Task description: Only the lines of the data holding the string "your" need to be returned.

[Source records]
▬▬▬▬▬▬

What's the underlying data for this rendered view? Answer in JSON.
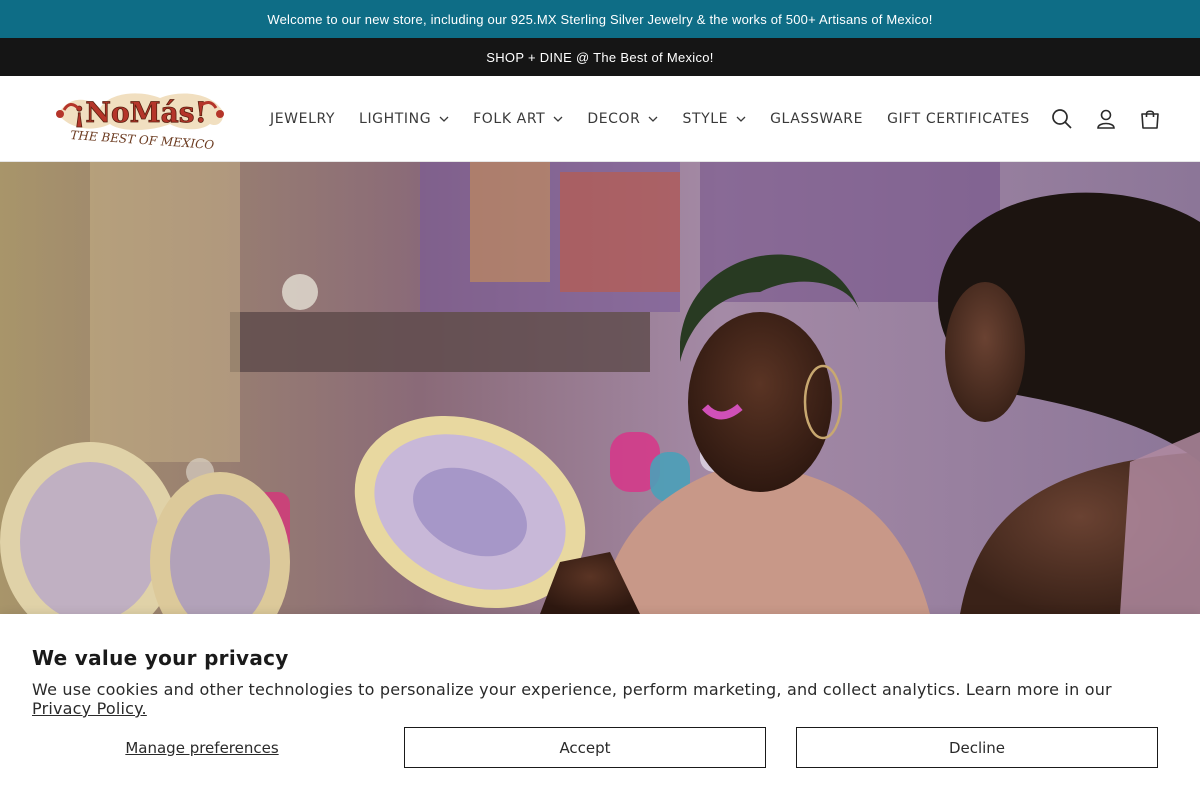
{
  "announcements": {
    "primary": "Welcome to our new store, including our 925.MX Sterling Silver Jewelry & the works of 500+ Artisans of Mexico!",
    "secondary": "SHOP + DINE @ The Best of Mexico!"
  },
  "brand": {
    "logo_name": "¡NoMás!",
    "logo_tagline": "THE BEST OF MEXICO",
    "colors": {
      "logo_red": "#b5352a",
      "logo_gold": "#d8a24a",
      "announce_teal": "#0e6d86",
      "announce_dark": "#151515"
    }
  },
  "nav": {
    "items": [
      {
        "label": "JEWELRY",
        "has_dropdown": false
      },
      {
        "label": "LIGHTING",
        "has_dropdown": true
      },
      {
        "label": "FOLK ART",
        "has_dropdown": true
      },
      {
        "label": "DECOR",
        "has_dropdown": true
      },
      {
        "label": "STYLE",
        "has_dropdown": true
      },
      {
        "label": "GLASSWARE",
        "has_dropdown": false
      },
      {
        "label": "GIFT CERTIFICATES",
        "has_dropdown": false
      }
    ],
    "icons": [
      "search-icon",
      "account-icon",
      "cart-icon"
    ]
  },
  "hero": {
    "description_icon": "video-still-two-women-with-painted-plates"
  },
  "privacy": {
    "title": "We value your privacy",
    "text": "We use cookies and other technologies to personalize your experience, perform marketing, and collect analytics. Learn more in our ",
    "link": "Privacy Policy.",
    "manage_label": "Manage preferences",
    "accept_label": "Accept",
    "decline_label": "Decline"
  }
}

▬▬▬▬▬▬

Completed task:
    "title": "We value your privacy",
    "text": "We use cookies and other technologies to personalize your experience, perform marketing, and collect analytics. Learn more in our ",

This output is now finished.